● Exercise brief
Which lines of the data below contain "value"? Please show them all.

Dataset rows for apps and sites

....................

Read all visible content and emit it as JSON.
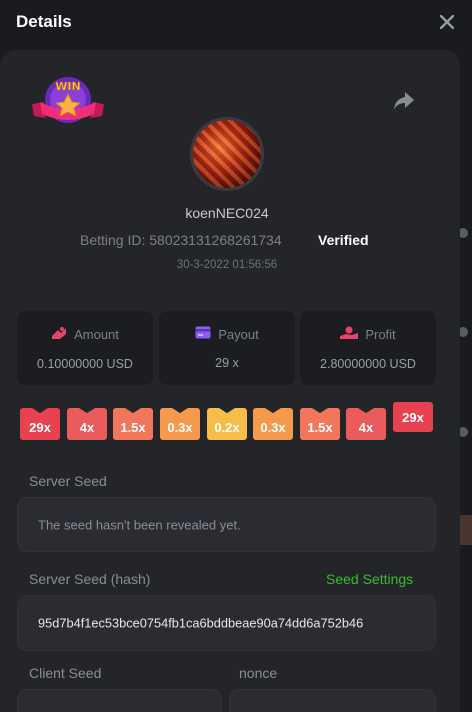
{
  "header": {
    "title": "Details",
    "close_icon": "close-icon"
  },
  "win_badge": {
    "text": "WIN",
    "icon": "win-badge-icon"
  },
  "share_icon": "share-icon",
  "user": {
    "name": "koenNEC024",
    "betting_id_label": "Betting ID: 58023131268261734",
    "verified": "Verified",
    "datetime": "30-3-2022 01:56:56"
  },
  "stats": [
    {
      "label": "Amount",
      "value": "0.10000000 USD",
      "icon": "amount-icon",
      "icon_color": "#e8436a"
    },
    {
      "label": "Payout",
      "value": "29 x",
      "icon": "payout-icon",
      "icon_color": "#8b5cf6"
    },
    {
      "label": "Profit",
      "value": "2.80000000 USD",
      "icon": "profit-icon",
      "icon_color": "#e8436a"
    }
  ],
  "multipliers": [
    {
      "label": "29x",
      "color": "#e8414f"
    },
    {
      "label": "4x",
      "color": "#ea5c5c"
    },
    {
      "label": "1.5x",
      "color": "#f2765c"
    },
    {
      "label": "0.3x",
      "color": "#f59a4c"
    },
    {
      "label": "0.2x",
      "color": "#f6bd49"
    },
    {
      "label": "0.3x",
      "color": "#f59a4c"
    },
    {
      "label": "1.5x",
      "color": "#f2765c"
    },
    {
      "label": "4x",
      "color": "#ea5c5c"
    },
    {
      "label": "29x",
      "color": "#e8414f"
    }
  ],
  "server_seed": {
    "label": "Server Seed",
    "value": "The seed hasn't been revealed yet."
  },
  "server_seed_hash": {
    "label": "Server Seed (hash)",
    "settings_link": "Seed Settings",
    "value": "95d7b4f1ec53bce0754fb1ca6bddbeae90a74dd6a752b46"
  },
  "client_seed": {
    "label": "Client Seed"
  },
  "nonce": {
    "label": "nonce"
  },
  "colors": {
    "background": "#1a1b1f",
    "panel": "#242529",
    "accent_green": "#3fb832"
  }
}
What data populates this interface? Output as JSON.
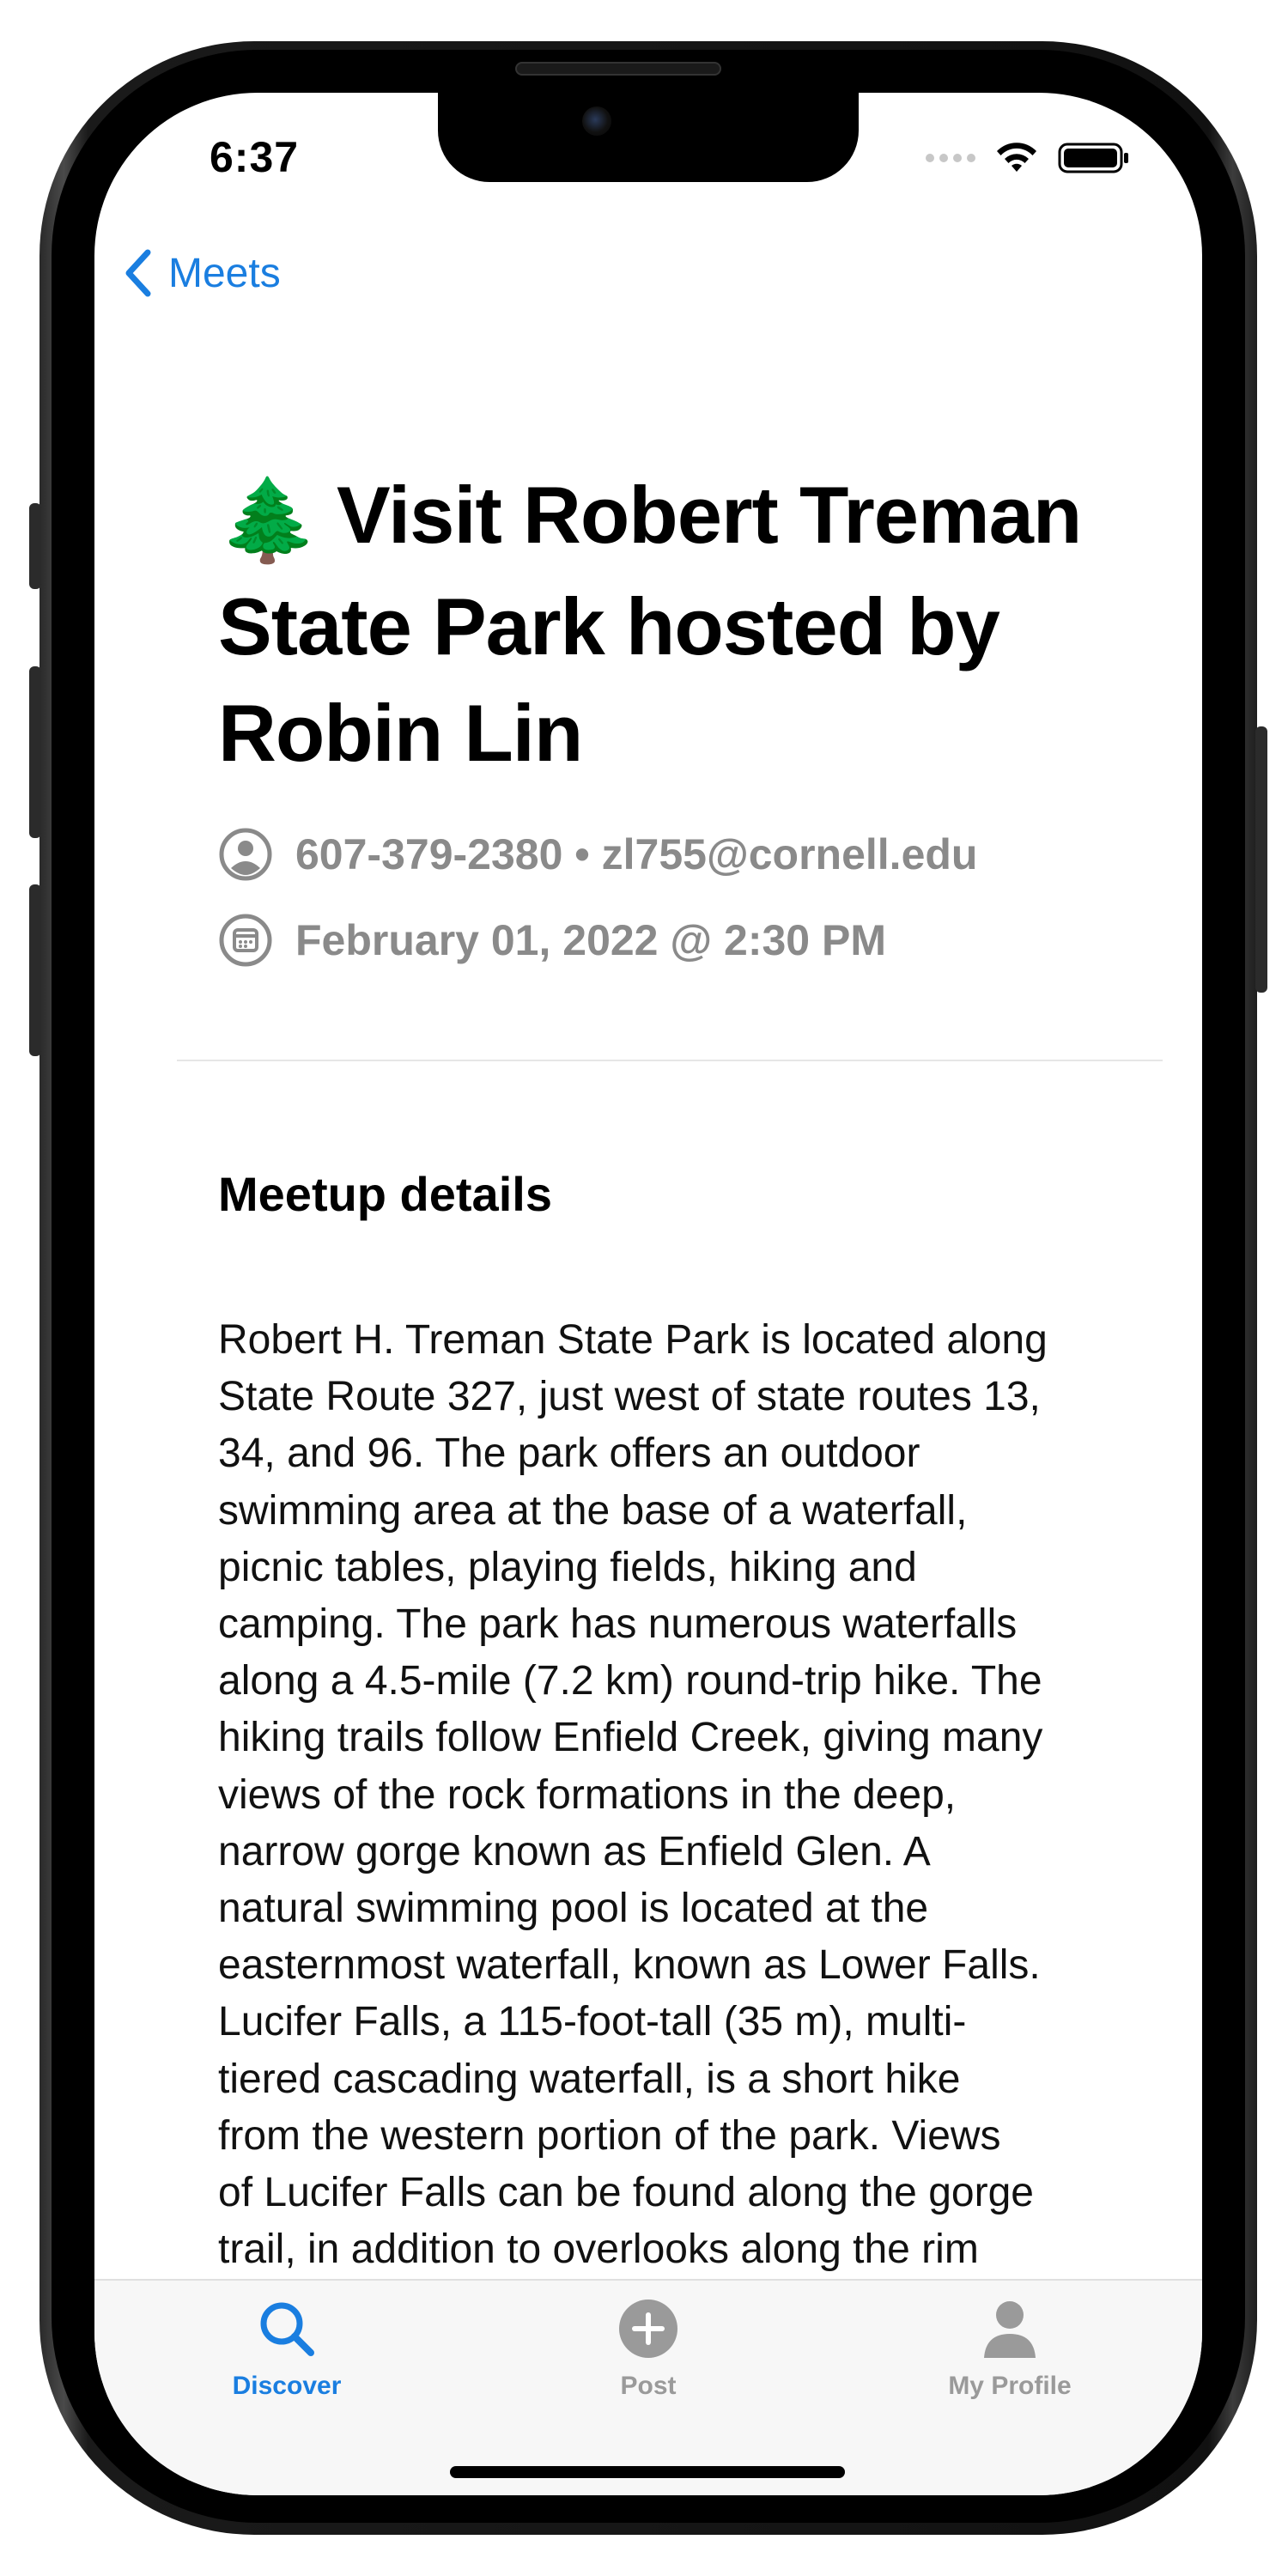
{
  "status_bar": {
    "time": "6:37"
  },
  "nav": {
    "back_label": "Meets"
  },
  "meetup": {
    "emoji": "🌲",
    "title": "Visit Robert Treman State Park hosted by Robin Lin",
    "contact": "607-379-2380 • zl755@cornell.edu",
    "datetime": "February 01, 2022 @ 2:30 PM",
    "section_title": "Meetup details",
    "details": "Robert H. Treman State Park is located along\nState Route 327, just west of state routes 13,\n34, and 96. The park offers an outdoor\nswimming area at the base of a waterfall,\npicnic tables, playing fields, hiking and\ncamping.  The park has numerous waterfalls\nalong a 4.5-mile (7.2 km) round-trip hike. The\nhiking trails follow Enfield Creek, giving many\nviews of the rock formations in the deep,\nnarrow gorge known as Enfield Glen. A\nnatural swimming pool is located at the\neasternmost waterfall, known as Lower Falls.\nLucifer Falls, a 115-foot-tall (35 m), multi-\ntiered cascading waterfall, is a short hike\nfrom the western portion of the park. Views\nof Lucifer Falls can be found along the gorge\ntrail, in addition to overlooks along the rim"
  },
  "tabbar": {
    "tabs": [
      {
        "label": "Discover",
        "icon": "search-icon",
        "active": true
      },
      {
        "label": "Post",
        "icon": "plus-circle-icon",
        "active": false
      },
      {
        "label": "My Profile",
        "icon": "person-icon",
        "active": false
      }
    ]
  },
  "colors": {
    "accent": "#1a7ee0",
    "muted": "#8a8a8a",
    "inactive_tab": "#9a9a9a"
  }
}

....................

● Written answer
      "value": "0.10000000 USD",
      "value": "29 x",
      "value": "2.80000000 USD",
    "value": "The seed hasn't been revealed yet."
    "value": "95d7b4f1ec53bce0754fb1ca6bddbeae90a74dd6a752b46"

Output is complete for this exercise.